Wherever the string "icon" shows up in the material below, copy that line.

* * * * *

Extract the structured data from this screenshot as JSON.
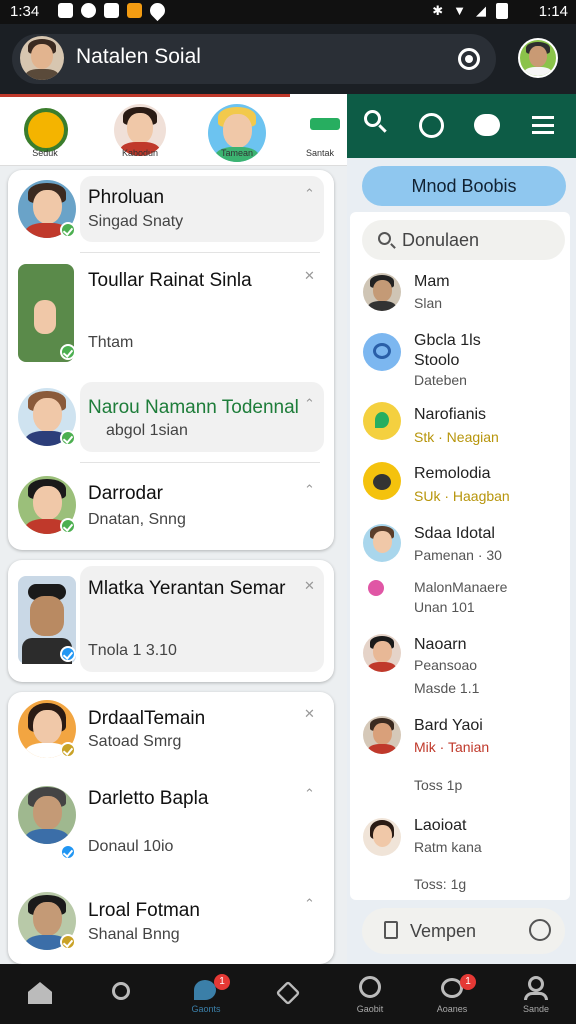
{
  "status_bar": {
    "time_left": "1:34",
    "time_right": "1:14"
  },
  "header": {
    "title": "Natalen Soial"
  },
  "stories": [
    {
      "label": "Seduk"
    },
    {
      "label": "Kabodun"
    },
    {
      "label": "Tamean"
    },
    {
      "label": "Santak"
    }
  ],
  "right_panel": {
    "pill_label": "Mnod Boobis",
    "search_placeholder": "Donulaen",
    "items": [
      {
        "line1": "Mam",
        "line2": "Slan"
      },
      {
        "line1": "Gbcla 1ls",
        "line2": "Stoolo",
        "line3": "Dateben"
      },
      {
        "line1": "Narofianis",
        "line2": "Stk · Neagian"
      },
      {
        "line1": "Remolodia",
        "line2": "SUk · Haagban"
      },
      {
        "line1": "Sdaa Idotal",
        "line2": "Pamenan · 30"
      },
      {
        "line1": "MalonManaere",
        "line2": "Unan 101"
      },
      {
        "line1": "Naoarn",
        "line2": "Peansoao",
        "line3": "Masde 1.1"
      },
      {
        "line1": "Bard Yaoi",
        "line2": "Mik · Tanian",
        "line3": "Toss 1p"
      },
      {
        "line1": "Laoioat",
        "line2": "Ratm kana",
        "line3": "Toss: 1g"
      }
    ],
    "compose_label": "Vempen"
  },
  "chats": [
    {
      "name": "Phroluan",
      "sub": "Singad Snaty"
    },
    {
      "name": "Toullar Rainat Sinla",
      "sub": "Thtam"
    },
    {
      "name": "Narou Namann Todennal",
      "sub": "abgol 1sian"
    },
    {
      "name": "Darrodar",
      "sub": "Dnatan, Snng"
    },
    {
      "name": "Mlatka Yerantan Semar",
      "sub": "Tnola 1 3.10"
    },
    {
      "name": "DrdaalTemain",
      "sub": "Satoad Smrg"
    },
    {
      "name": "Darletto Bapla",
      "sub": "Donaul 10io"
    },
    {
      "name": "Lroal Fotman",
      "sub": "Shanal Bnng"
    }
  ],
  "bottom_nav": [
    {
      "label": "",
      "icon": "home-icon"
    },
    {
      "label": "",
      "icon": "search-icon"
    },
    {
      "label": "Gaonts",
      "icon": "chat-icon",
      "badge": "1"
    },
    {
      "label": "",
      "icon": "house-icon"
    },
    {
      "label": "Gaobit",
      "icon": "clock-icon"
    },
    {
      "label": "Aoanes",
      "icon": "bell-icon",
      "badge": "1"
    },
    {
      "label": "Sande",
      "icon": "person-icon"
    }
  ],
  "colors": {
    "header_bg": "#1b1f24",
    "right_header": "#0d5c46",
    "badge_green": "#4caf50",
    "nav_badge": "#e53935"
  }
}
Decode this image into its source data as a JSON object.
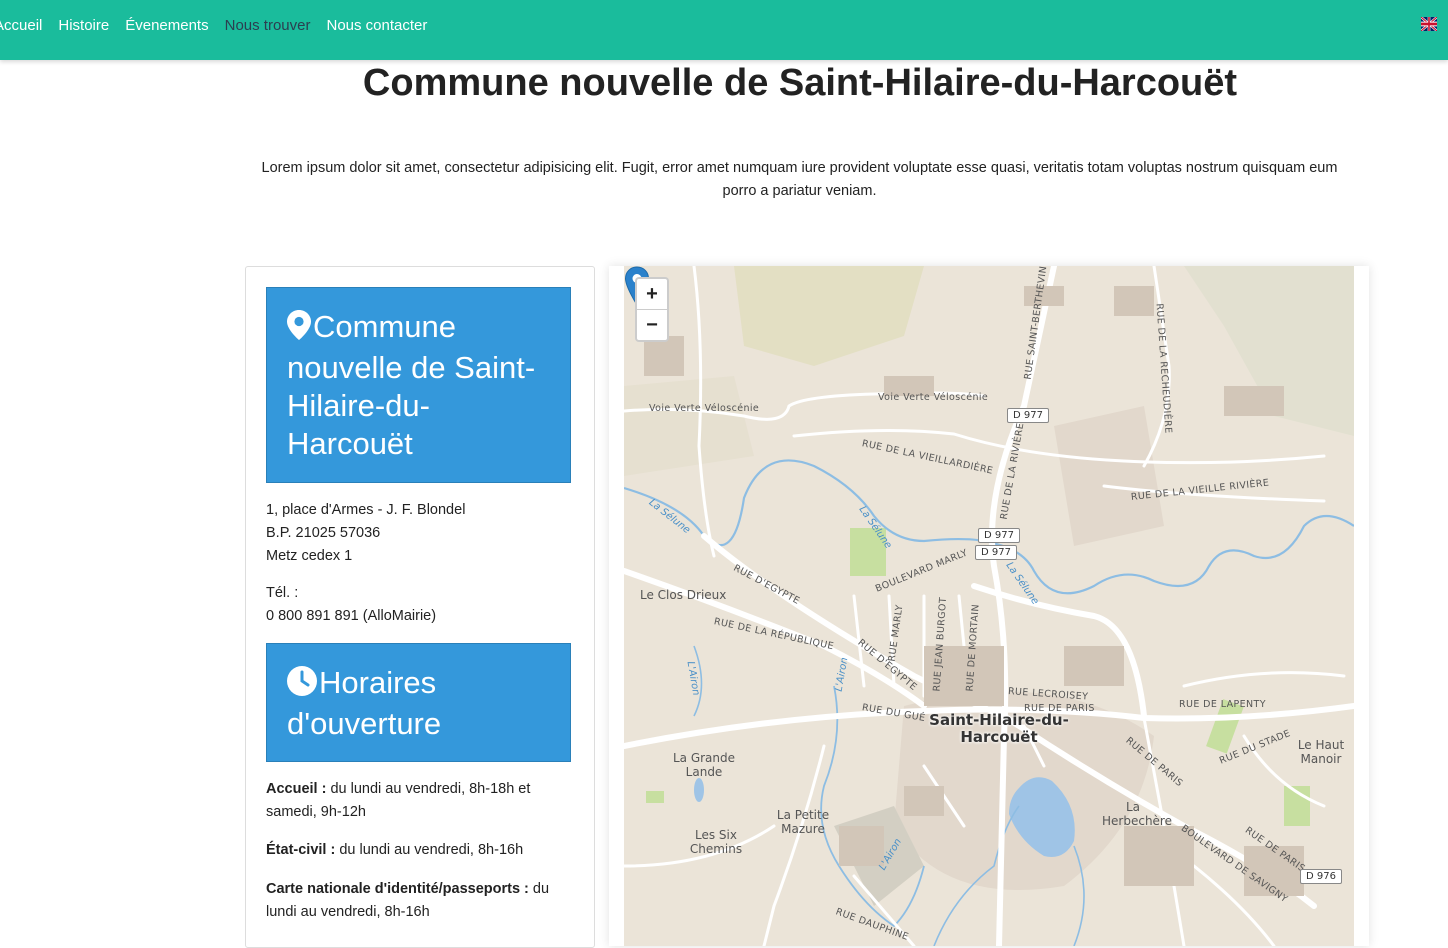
{
  "nav": {
    "items": [
      {
        "label": "Accueil"
      },
      {
        "label": "Histoire"
      },
      {
        "label": "Évenements"
      },
      {
        "label": "Nous trouver"
      },
      {
        "label": "Nous contacter"
      }
    ],
    "active_color": "#2c3e50",
    "bar_color": "#1abc9c",
    "language_flag": "uk-flag-icon"
  },
  "page": {
    "title": "Commune nouvelle de Saint-Hilaire-du-Harcouët",
    "intro": "Lorem ipsum dolor sit amet, consectetur adipisicing elit. Fugit, error amet numquam iure provident voluptate esse quasi, veritatis totam voluptas nostrum quisquam eum porro a pariatur veniam."
  },
  "card": {
    "heading": "Commune nouvelle de Saint-Hilaire-du-Harcouët",
    "heading_icon": "map-marker-icon",
    "address": [
      "1, place d'Armes - J. F. Blondel",
      "B.P. 21025 57036",
      "Metz cedex 1"
    ],
    "phone_label": "Tél. :",
    "phone": "0 800 891 891 (AlloMairie)",
    "hours_heading": "Horaires d'ouverture",
    "hours_icon": "clock-icon",
    "hours": [
      {
        "label": "Accueil :",
        "value": " du lundi au vendredi, 8h-18h et samedi, 9h-12h"
      },
      {
        "label": "État-civil :",
        "value": " du lundi au vendredi, 8h-16h"
      },
      {
        "label": "Carte nationale d'identité/passeports :",
        "value": " du lundi au vendredi, 8h-16h"
      }
    ],
    "accent_color": "#3498db"
  },
  "map": {
    "zoom_in": "+",
    "zoom_out": "−",
    "town": "Saint-Hilaire-du-Harcouët",
    "streets": {
      "s1": "Voie Verte Véloscénie",
      "s2": "Voie Verte Véloscénie",
      "s3": "RUE DE LA VIEILLARDIÈRE",
      "s4": "RUE DE LA VIEILLE RIVIÈRE",
      "s5": "RUE D'EGYPTE",
      "s6": "RUE DE LA RÉPUBLIQUE",
      "s7": "BOULEVARD MARLY",
      "s8": "RUE LECROISEY",
      "s9": "RUE DE PARIS",
      "s10": "RUE DE LAPENTY",
      "s11": "RUE DU STADE",
      "s12": "RUE DE PARIS",
      "s13": "BOULEVARD DE SAVIGNY",
      "s14": "RUE DE PARIS",
      "s15": "RUE DU GUÉ",
      "s16": "RUE SAINT-BERTHEVIN",
      "s17": "RUE DE LA RECHEUDIÈRE",
      "s18": "RUE DE LA RIVIÈRE",
      "s19": "RUE DE MORTAIN",
      "s20": "RUE JEAN BURGOT",
      "s21": "RUE MARLY",
      "s22": "RUE D'EGYPTE",
      "s23": "RUE DAUPHINE"
    },
    "roads": {
      "r1": "D 977",
      "r2": "D 977",
      "r3": "D 977",
      "r4": "D 976"
    },
    "waters": {
      "w1": "La Sélune",
      "w2": "La Sélune",
      "w3": "La Sélune",
      "w4": "L'Airon",
      "w5": "L'Airon",
      "w6": "L'Airon"
    },
    "places": {
      "p1": "Le Clos Drieux",
      "p2": "La Grande Lande",
      "p3": "La Petite Mazure",
      "p4": "Les Six Chemins",
      "p5": "La Herbechère",
      "p6": "Le Haut Manoir"
    },
    "marker_icon": "map-pin-icon"
  }
}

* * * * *

*Answer section*
      "icon": "home-icon"
      "icon": "search-icon"
      "icon": "chat-icon",
      "icon": "house-icon"
      "icon": "clock-icon"
      "icon": "bell-icon",
      "icon": "person-icon"
    "language_flag": "uk-flag-icon"
    "heading_icon": "map-marker-icon",
    "hours_icon": "clock-icon",
    "marker_icon": "map-pin-icon"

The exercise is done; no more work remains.